Your goal
The answer required is how many lines of the following entries contain the word "What", with no other words.

Given data

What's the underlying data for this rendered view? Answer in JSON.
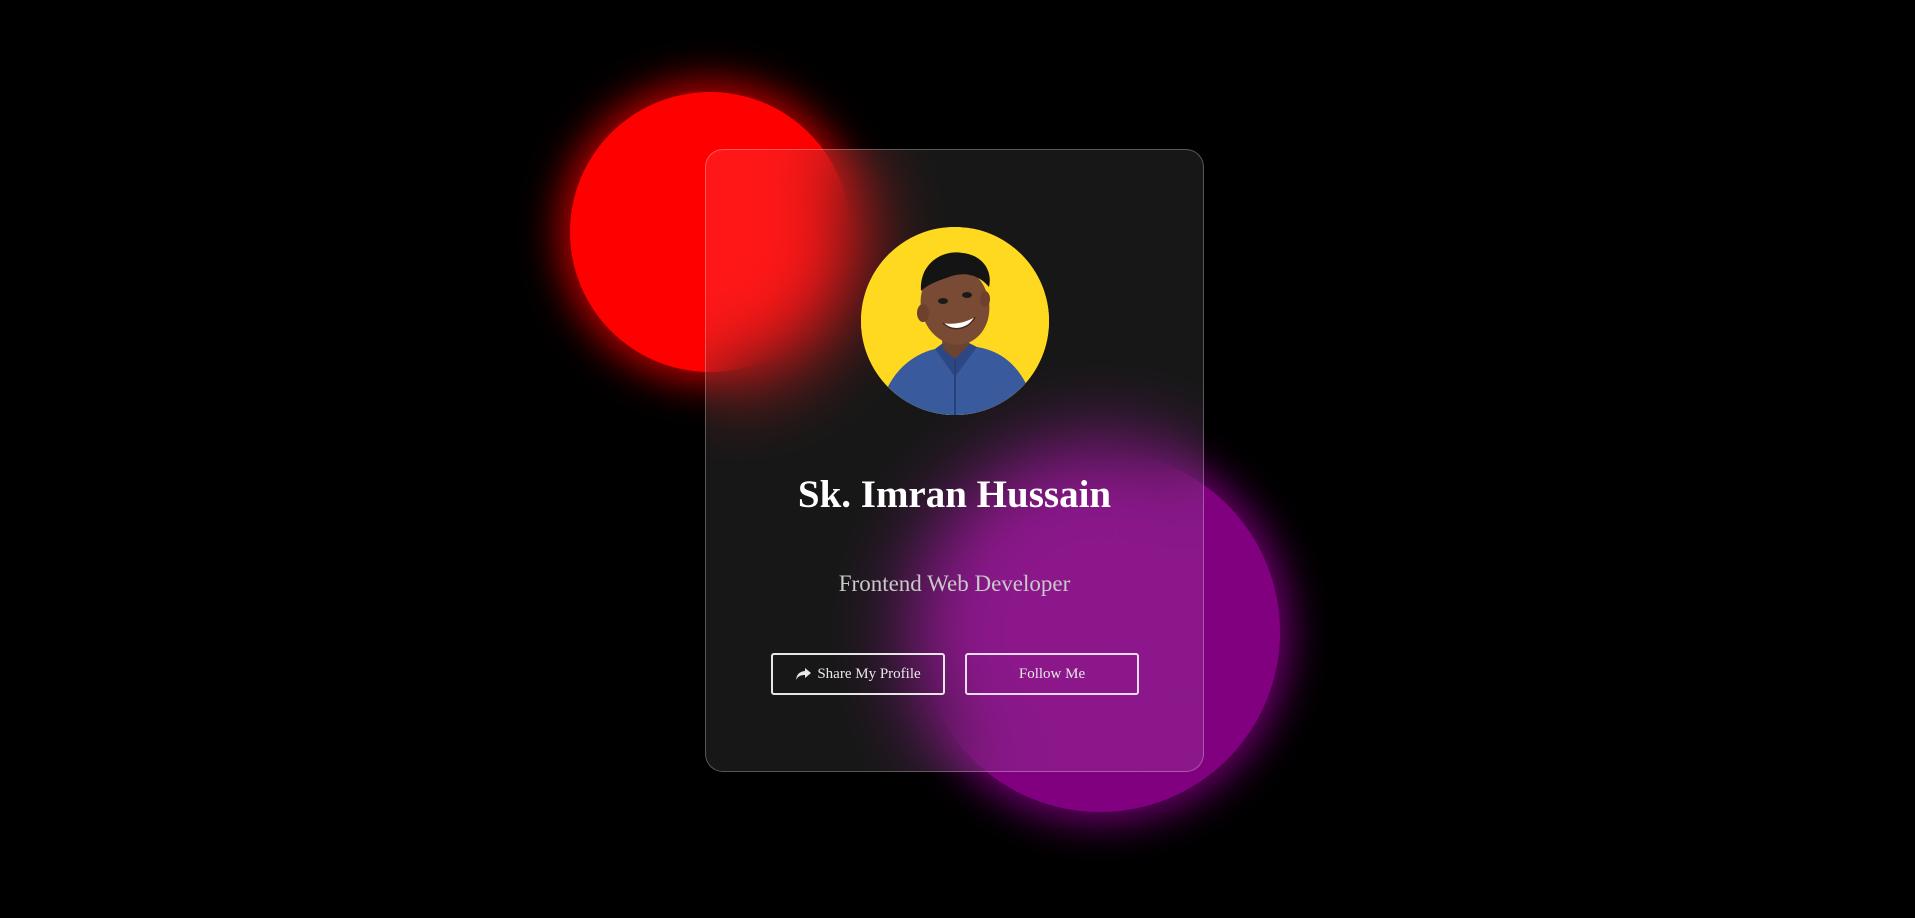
{
  "profile": {
    "name": "Sk. Imran Hussain",
    "role": "Frontend Web Developer",
    "avatar_alt": "Profile photo"
  },
  "buttons": {
    "share_label": "Share My Profile",
    "share_icon": "share-arrow-icon",
    "follow_label": "Follow Me"
  },
  "colors": {
    "background": "#000000",
    "blob_red": "#ff0000",
    "blob_purple": "#800080",
    "avatar_background": "#ffd820",
    "name_text": "#ffffff",
    "role_text": "#c9c9c9"
  }
}
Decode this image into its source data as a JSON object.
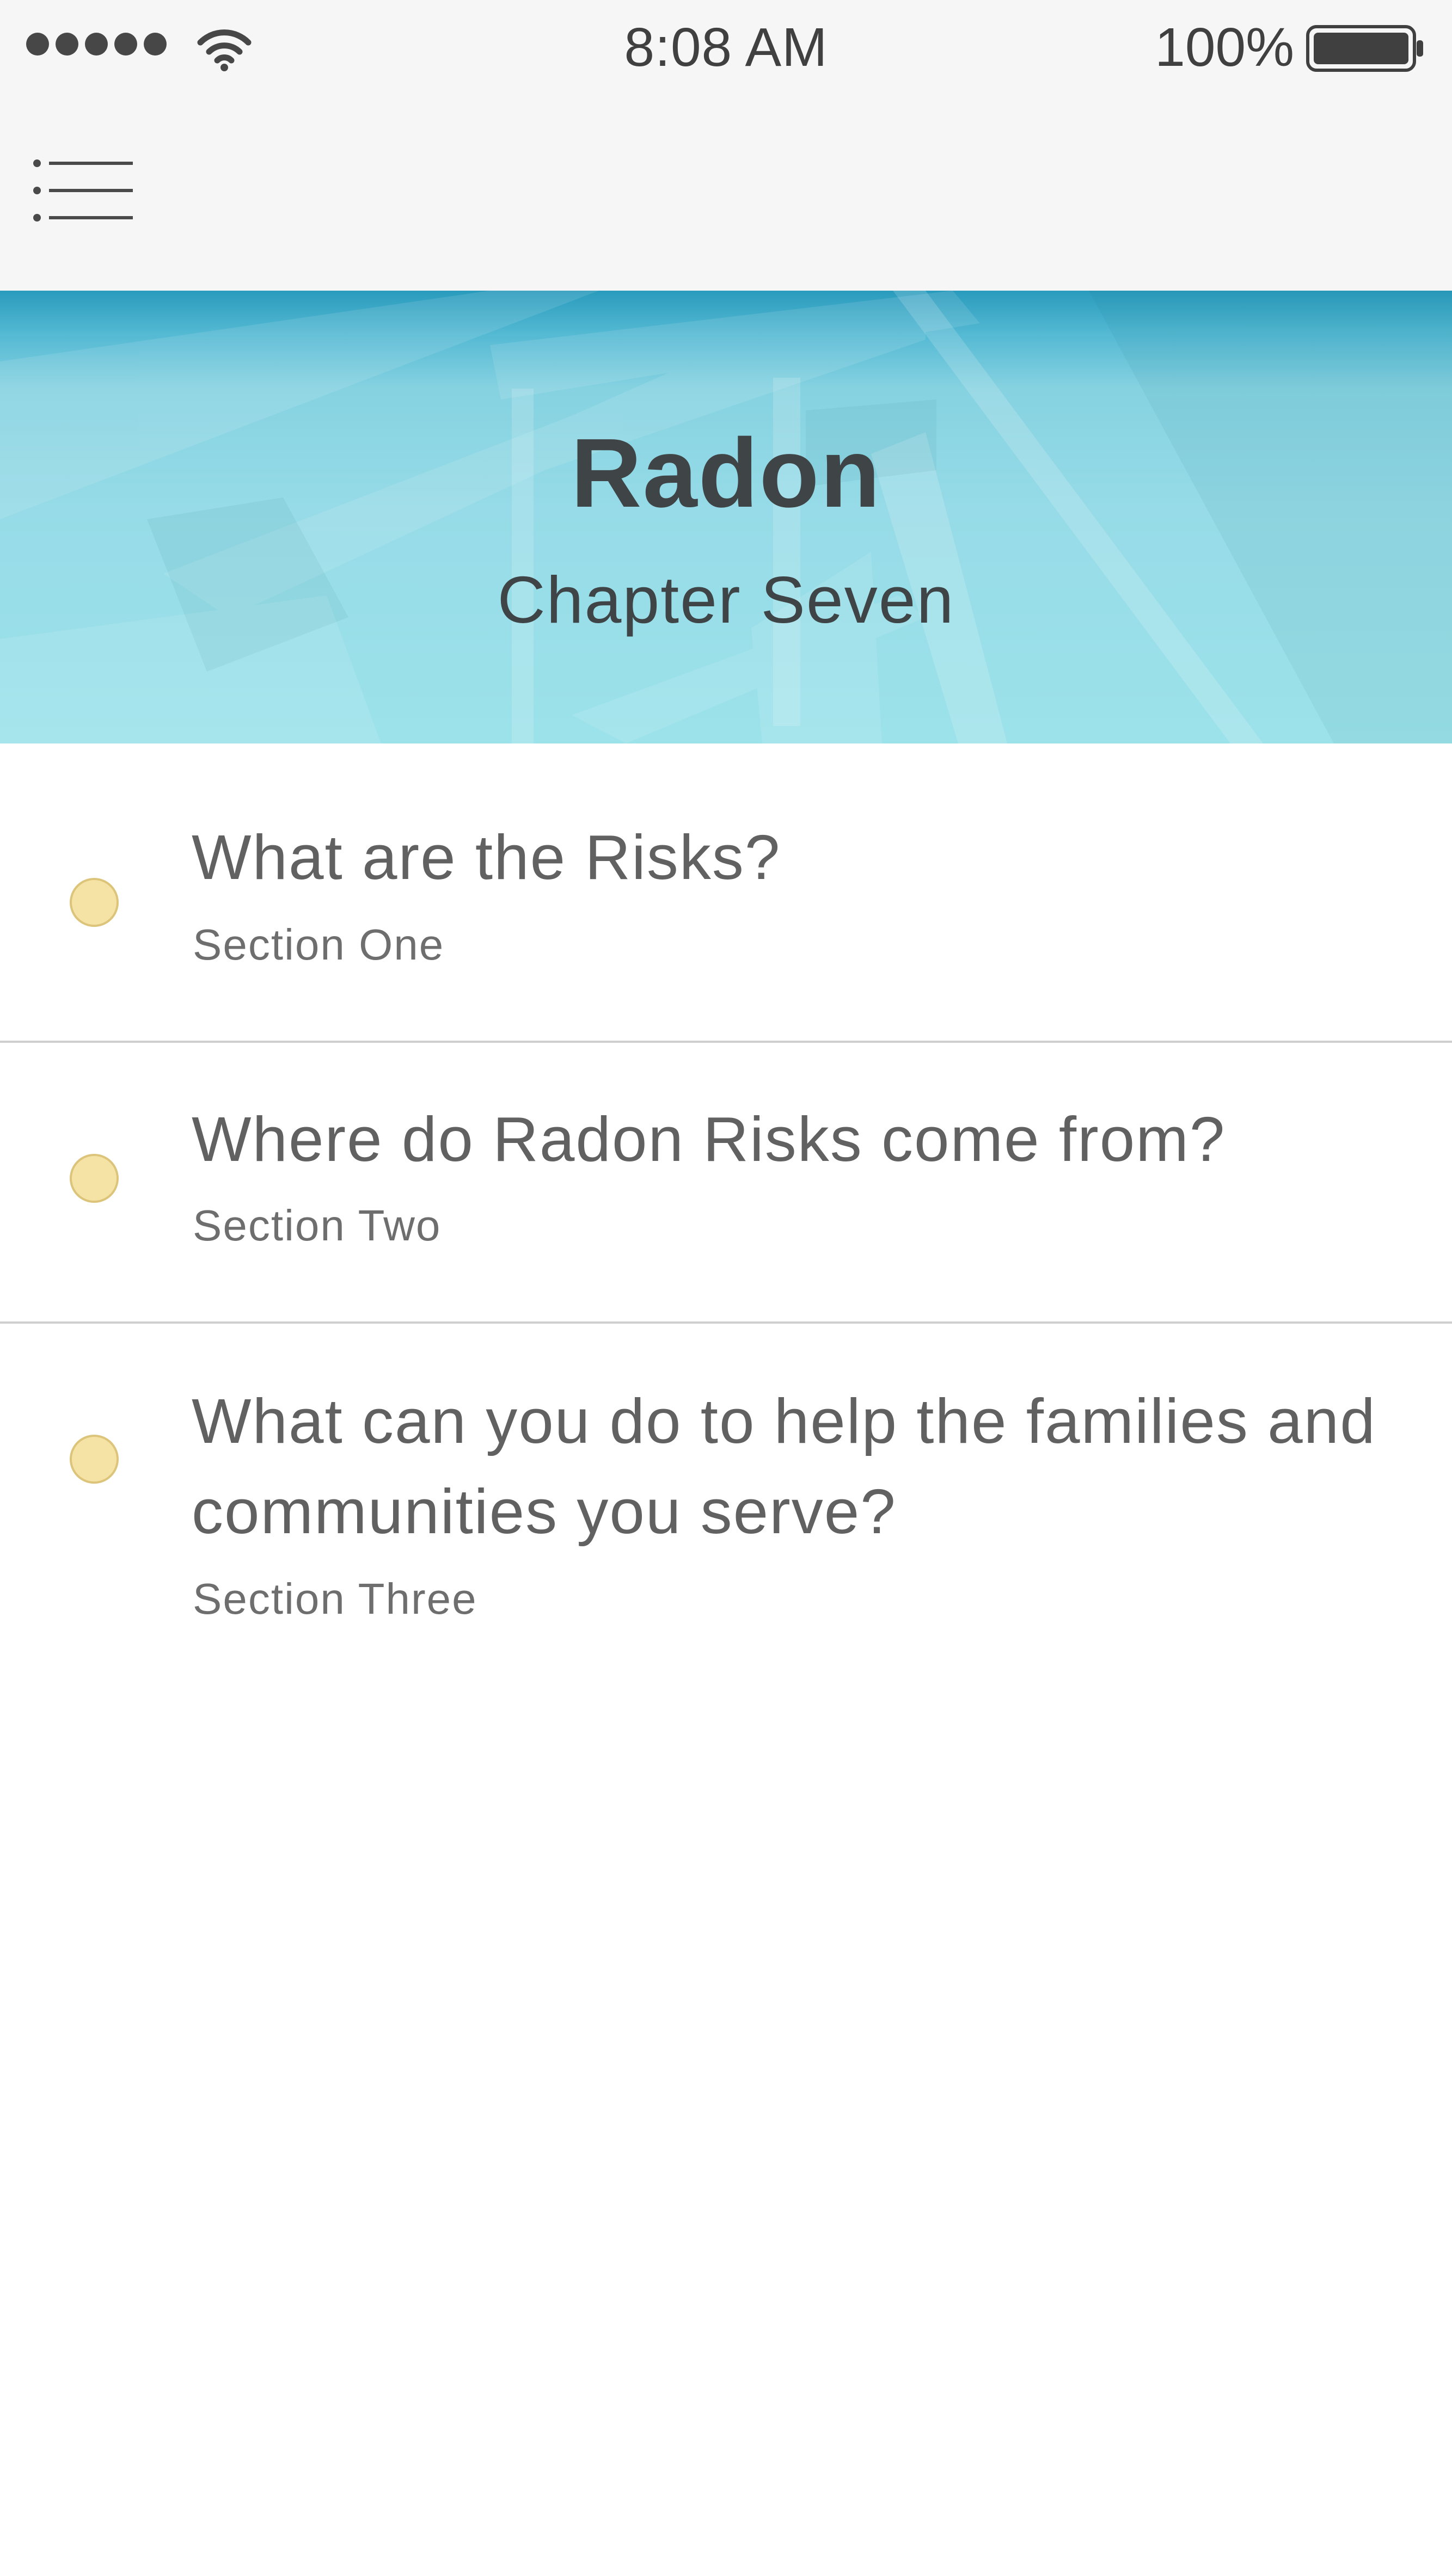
{
  "status_bar": {
    "signal_bars": 5,
    "time": "8:08 AM",
    "battery_percent": "100%",
    "battery_level": 1.0,
    "icons": [
      "signal-dots-icon",
      "wifi-icon",
      "battery-icon"
    ]
  },
  "nav": {
    "menu_icon": "hamburger-menu-icon"
  },
  "hero": {
    "title": "Radon",
    "subtitle": "Chapter Seven",
    "colors": {
      "top": "#2a9bbd",
      "bottom": "#9ce2ea"
    }
  },
  "sections": [
    {
      "title": "What are the Risks?",
      "label": "Section One"
    },
    {
      "title": "Where do Radon Risks come from?",
      "label": "Section Two"
    },
    {
      "title": "What can you do to help the families and communities you serve?",
      "label": "Section Three"
    }
  ],
  "colors": {
    "marker_fill": "#f5e3a5",
    "marker_border": "#dcc47a",
    "text": "#616161",
    "divider": "#cfcfcf"
  }
}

Problem solution
3